User-friendly tools like widgets and plugins offer visitors the chance to further engage with your site and give you the opportunity to turn those visitors into bona fide leads. For instance, WordPress websites offer thousands of widgets, plugins, and other add-ons for users. These range from ones that allow for direct chatting with site visitors to adding polls and quizzes to your sidebars. However, adding too many of them leads to an overly busy real estate website design that’s not easy on the eyes.
The point of your site is to provide visitors value and make it easy for them to find what they’re looking for in seconds. Install a few tools to your site if you think they can enhance your site (and if it’s even an option — some site providers don’t allow add-ons), but if you notice dips in time-on-page for your site, examine whether it’s due to the additional features.
Important Information Above the Fold
On average, only slightly more than a quarter of website visitors read everything on a given page. One reason is that they don’t scroll to see an entire page. Rather, they only view the portion of a site that’s loaded onto their screen — the “above-the-fold” portion. While HTML5 and parallax scrolling making it simpler (and more fun) to scroll through web pages, most people simply don’t take the time to check out all of a site’s content. Include all major information about your business above the fold so even if your audience doesn’t scroll down, you still put all of the important details right in front of them.
Implementation of Responsive Design
Last (but most definitely not least) is responsive design. This makes your real estate website design look just as phenomenal on mobile devices as it does on desktops — which is vital. Two in five searchers don’t click on search results that aren’t mobile-friendly, so make your site responsive if it isn’t already so your audience enjoys a clean and effective user interface and, thus, has a great experience.
See 24 of the best real estate website designs in our Academy post, and see how responsive design can grow your business in this article.
What are your top real estate agent website design musts? Tell us how you keep your site optimized in the comments below.
Published on November 21, 2014
Written by Matthew Bushery

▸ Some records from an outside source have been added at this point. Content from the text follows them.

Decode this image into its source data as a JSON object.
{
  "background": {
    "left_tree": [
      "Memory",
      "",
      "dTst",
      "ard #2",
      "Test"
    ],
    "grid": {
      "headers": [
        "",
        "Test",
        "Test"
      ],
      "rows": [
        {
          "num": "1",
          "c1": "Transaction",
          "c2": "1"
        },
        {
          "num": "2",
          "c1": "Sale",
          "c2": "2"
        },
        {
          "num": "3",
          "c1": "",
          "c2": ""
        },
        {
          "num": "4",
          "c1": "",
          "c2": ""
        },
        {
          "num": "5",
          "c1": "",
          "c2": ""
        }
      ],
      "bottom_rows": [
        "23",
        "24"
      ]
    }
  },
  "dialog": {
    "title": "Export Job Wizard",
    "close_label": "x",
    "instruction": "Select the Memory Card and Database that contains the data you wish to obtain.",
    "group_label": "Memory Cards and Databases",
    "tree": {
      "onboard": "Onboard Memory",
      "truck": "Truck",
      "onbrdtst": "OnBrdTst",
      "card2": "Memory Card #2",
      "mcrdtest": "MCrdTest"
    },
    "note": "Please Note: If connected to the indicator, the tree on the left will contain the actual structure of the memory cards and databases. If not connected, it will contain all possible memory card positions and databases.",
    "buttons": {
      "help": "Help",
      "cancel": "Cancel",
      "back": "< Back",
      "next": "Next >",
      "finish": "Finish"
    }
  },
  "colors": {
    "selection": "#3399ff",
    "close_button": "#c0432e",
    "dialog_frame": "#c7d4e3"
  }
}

I'm the Sr. Content Creator for Placester, where I educate real estate professionals about modern marketing and, in turn, help agents and brokers make the most of their online presence, earn more traffic, and generate more leads and business.